Two, others will take the opposite tact. They will treat the job as an opportunity to show their skills, attitude, work habits, and adaptability...the assets that could lead to a permanent job.

Despite Job Losses, Opportunities Still Exist

No doubt about it, the prolonged recession/depression is causing many employers to freeze hiring or reduce jobs. In the mean time, some are using temps and interns to pick up the slack when they expect a rush of business through.

Therefore, there are many opportunities in a variety of industries for alert hard working employees to translate temporary jobs into permanent positions.

For example, UPS says it will hire 50,000 seasonal workers this year. The company says it could move from 20 percent to 30 percent of temps who demonstrate their value during the pressured holiday season to full-time positions.

Manpower, the staffing firm, expects to employ about 10,000 seasonal employees. As many as 40 percent could earn permanent jobs.

Six Steps From Temp To Permanent

There are six steps that temps can take to increase their chances of landing a permanent job:
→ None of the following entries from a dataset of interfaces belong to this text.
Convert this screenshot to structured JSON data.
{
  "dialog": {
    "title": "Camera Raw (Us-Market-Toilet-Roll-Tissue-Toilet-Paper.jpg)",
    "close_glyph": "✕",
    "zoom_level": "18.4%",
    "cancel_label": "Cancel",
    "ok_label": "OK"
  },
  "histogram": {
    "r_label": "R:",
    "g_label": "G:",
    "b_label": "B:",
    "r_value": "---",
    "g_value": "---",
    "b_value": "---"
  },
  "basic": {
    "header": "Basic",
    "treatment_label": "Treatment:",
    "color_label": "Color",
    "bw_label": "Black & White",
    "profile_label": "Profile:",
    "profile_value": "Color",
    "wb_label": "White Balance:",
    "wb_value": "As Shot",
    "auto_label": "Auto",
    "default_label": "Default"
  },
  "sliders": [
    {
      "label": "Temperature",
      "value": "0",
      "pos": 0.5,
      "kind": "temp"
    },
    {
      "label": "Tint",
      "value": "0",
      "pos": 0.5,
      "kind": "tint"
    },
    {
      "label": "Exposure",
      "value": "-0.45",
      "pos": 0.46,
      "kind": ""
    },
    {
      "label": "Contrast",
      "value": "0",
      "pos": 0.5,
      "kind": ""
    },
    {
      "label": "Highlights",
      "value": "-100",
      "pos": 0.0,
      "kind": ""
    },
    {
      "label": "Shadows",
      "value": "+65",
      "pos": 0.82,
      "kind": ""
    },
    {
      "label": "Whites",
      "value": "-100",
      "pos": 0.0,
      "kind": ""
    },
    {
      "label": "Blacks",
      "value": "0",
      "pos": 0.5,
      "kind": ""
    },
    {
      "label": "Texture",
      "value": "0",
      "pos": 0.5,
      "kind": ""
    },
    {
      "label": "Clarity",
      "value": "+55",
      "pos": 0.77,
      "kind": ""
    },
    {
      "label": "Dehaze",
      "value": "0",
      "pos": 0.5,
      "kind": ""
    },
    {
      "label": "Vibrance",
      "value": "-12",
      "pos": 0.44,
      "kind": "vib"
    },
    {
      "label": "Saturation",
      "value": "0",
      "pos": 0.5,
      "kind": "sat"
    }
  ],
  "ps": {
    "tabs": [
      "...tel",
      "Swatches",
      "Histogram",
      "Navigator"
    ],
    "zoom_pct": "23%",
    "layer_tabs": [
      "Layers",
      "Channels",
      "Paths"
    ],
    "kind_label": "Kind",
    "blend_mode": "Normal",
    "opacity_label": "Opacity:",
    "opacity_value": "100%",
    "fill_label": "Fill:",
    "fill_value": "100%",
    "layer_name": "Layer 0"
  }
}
1. Treat the temporary assignment as a prolonged interview. John A Challenger, chief of Challenger, Gray and Christmas, the consulting firm, says that many companies treat seasonal positions as "auditions to find some of their best people."

2. Make it known that you are interested in a permanent job.

3. Behave as if the position is permanent: arrive on time, put in a full day, carry out assignments, respect the dress code. Be dependable. (That's the number one trait employers look for.)

4. Be flexible. Accept the less desirable shifts and assignments with a smile and can-do attitude. Better yet, volunteer for the extra tasks or shifts.

5. Learn the business of the business and how your temporary job contributes to its success.

6. Get to know the boss and his challenges. Help him solve them.

By the way, the U.S. Census Bureau is recruiting hundreds of thousands of temporary, part-time census takers. These jobs are very good for people who want to work part-time, those who are between jobs, or just about anyone who wants to earn extra money. Most positions require a valid driver's license and use of a vehicle. For more information, visit: 2010.census.gov/2010censusjobs